Items from an interface collection:
.....

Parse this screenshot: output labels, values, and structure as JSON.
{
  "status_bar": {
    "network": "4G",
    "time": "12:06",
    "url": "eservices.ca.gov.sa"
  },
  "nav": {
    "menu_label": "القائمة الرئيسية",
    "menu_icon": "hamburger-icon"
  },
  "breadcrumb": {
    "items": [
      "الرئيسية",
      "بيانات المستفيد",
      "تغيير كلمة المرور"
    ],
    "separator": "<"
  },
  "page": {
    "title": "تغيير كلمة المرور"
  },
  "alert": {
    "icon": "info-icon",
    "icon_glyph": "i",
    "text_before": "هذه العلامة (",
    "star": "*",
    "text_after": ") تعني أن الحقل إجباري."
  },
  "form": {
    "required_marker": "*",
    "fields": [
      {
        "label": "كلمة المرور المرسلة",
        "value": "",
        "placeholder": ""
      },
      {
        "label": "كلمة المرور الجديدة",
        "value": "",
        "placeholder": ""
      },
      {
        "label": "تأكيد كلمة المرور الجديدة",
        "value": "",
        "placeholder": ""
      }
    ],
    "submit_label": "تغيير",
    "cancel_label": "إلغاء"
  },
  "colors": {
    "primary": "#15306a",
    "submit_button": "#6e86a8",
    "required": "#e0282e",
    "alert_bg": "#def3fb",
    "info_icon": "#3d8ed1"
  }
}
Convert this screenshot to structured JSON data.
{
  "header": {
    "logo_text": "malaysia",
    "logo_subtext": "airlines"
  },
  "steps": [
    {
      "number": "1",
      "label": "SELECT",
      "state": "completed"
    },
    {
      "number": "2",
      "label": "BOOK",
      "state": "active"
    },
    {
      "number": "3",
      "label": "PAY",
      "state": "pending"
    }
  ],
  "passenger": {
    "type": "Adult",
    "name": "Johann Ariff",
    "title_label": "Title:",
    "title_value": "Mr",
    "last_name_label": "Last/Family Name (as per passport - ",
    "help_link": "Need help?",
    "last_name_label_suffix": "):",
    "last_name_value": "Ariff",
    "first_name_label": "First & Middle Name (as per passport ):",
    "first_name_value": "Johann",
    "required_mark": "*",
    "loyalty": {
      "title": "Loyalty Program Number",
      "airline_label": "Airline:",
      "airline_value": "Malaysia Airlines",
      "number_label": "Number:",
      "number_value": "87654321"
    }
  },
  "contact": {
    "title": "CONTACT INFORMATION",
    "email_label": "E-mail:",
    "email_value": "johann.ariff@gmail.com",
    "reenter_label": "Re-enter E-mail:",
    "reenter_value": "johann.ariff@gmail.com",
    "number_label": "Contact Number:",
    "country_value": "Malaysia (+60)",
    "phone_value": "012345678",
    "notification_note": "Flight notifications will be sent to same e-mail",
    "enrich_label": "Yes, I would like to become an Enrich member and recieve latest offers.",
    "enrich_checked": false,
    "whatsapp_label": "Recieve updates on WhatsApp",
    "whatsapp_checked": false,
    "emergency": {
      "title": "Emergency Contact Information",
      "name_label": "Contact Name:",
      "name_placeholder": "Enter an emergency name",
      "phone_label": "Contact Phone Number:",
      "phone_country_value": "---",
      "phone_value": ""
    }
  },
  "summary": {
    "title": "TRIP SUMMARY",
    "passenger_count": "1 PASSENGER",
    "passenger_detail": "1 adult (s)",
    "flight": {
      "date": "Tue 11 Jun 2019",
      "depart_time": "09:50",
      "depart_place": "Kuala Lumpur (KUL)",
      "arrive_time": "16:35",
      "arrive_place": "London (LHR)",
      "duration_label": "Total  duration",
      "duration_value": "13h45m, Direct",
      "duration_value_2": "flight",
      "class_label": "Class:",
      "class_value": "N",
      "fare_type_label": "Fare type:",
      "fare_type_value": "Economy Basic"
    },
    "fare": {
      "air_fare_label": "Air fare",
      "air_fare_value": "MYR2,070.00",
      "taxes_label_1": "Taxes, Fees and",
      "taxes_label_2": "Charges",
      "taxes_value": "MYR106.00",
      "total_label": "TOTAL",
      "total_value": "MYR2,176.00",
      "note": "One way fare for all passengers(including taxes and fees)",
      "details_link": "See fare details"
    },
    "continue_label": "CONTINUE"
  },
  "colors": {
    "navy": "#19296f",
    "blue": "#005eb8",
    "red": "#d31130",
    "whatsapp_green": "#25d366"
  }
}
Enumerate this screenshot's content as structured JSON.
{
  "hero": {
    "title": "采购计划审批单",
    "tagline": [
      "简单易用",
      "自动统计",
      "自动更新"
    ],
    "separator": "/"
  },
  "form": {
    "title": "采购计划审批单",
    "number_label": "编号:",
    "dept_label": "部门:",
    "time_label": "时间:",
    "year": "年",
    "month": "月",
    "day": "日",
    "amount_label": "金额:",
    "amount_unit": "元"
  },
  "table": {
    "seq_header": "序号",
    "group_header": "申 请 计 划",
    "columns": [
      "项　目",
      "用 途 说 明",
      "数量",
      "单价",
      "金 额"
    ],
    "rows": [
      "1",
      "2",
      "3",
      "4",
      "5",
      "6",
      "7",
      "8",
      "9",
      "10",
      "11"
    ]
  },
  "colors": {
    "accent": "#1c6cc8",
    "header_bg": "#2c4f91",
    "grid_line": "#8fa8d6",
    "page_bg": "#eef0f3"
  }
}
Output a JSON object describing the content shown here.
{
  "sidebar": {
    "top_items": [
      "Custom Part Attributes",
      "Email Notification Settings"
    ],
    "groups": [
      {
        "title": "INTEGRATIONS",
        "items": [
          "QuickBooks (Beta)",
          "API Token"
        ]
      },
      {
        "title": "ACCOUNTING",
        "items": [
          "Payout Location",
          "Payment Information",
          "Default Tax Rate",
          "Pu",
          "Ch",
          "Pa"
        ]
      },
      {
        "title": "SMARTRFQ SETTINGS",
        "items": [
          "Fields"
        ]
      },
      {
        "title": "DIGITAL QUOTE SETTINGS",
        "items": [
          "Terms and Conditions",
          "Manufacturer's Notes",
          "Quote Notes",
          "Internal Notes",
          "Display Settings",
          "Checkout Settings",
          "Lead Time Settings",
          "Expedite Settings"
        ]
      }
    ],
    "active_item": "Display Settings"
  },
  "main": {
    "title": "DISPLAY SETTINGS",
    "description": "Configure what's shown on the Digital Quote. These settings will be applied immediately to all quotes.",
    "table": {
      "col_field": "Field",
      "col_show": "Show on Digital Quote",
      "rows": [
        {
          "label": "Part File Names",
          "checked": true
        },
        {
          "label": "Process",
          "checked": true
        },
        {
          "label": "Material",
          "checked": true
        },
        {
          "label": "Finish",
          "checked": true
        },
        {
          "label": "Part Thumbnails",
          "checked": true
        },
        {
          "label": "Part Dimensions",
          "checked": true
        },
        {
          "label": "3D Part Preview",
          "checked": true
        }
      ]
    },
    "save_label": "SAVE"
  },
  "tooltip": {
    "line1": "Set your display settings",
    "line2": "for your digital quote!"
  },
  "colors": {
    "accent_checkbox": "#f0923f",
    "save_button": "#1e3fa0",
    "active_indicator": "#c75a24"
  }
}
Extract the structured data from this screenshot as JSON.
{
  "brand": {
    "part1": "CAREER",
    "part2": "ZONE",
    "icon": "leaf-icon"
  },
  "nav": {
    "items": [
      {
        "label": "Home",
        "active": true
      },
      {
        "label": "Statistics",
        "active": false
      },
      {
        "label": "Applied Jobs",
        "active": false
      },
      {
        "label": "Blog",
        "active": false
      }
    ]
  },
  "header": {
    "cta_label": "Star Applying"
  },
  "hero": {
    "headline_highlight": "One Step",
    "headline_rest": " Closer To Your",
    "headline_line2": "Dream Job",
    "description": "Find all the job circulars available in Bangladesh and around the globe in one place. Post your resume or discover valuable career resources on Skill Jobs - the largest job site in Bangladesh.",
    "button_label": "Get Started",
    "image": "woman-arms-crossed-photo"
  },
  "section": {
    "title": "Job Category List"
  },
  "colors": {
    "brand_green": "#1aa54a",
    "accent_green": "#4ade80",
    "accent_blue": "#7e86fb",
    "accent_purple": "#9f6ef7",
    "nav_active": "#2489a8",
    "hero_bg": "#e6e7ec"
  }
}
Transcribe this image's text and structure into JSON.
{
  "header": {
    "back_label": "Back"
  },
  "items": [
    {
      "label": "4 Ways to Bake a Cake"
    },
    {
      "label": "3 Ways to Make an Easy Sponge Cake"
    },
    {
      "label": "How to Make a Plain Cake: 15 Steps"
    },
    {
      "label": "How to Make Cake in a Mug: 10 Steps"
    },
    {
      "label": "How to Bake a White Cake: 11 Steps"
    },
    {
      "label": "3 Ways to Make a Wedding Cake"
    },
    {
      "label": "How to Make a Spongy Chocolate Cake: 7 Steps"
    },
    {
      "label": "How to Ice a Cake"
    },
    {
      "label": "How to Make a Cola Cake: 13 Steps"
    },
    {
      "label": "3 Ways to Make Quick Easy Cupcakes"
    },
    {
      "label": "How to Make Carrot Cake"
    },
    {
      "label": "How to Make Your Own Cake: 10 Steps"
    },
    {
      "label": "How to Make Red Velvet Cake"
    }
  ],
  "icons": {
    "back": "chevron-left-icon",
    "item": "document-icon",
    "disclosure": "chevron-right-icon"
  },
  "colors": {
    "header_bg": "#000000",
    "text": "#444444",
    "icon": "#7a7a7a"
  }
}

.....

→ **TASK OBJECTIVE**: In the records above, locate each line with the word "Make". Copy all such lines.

→ **ANSWER BOX**:
      "label": "3 Ways to Make an Easy Sponge Cake"
      "label": "How to Make a Plain Cake: 15 Steps"
      "label": "How to Make Cake in a Mug: 10 Steps"
      "label": "3 Ways to Make a Wedding Cake"
      "label": "How to Make a Spongy Chocolate Cake: 7 Steps"
      "label": "How to Make a Cola Cake: 13 Steps"
      "label": "3 Ways to Make Quick Easy Cupcakes"
      "label": "How to Make Carrot Cake"
      "label": "How to Make Your Own Cake: 10 Steps"
      "label": "How to Make Red Velvet Cake"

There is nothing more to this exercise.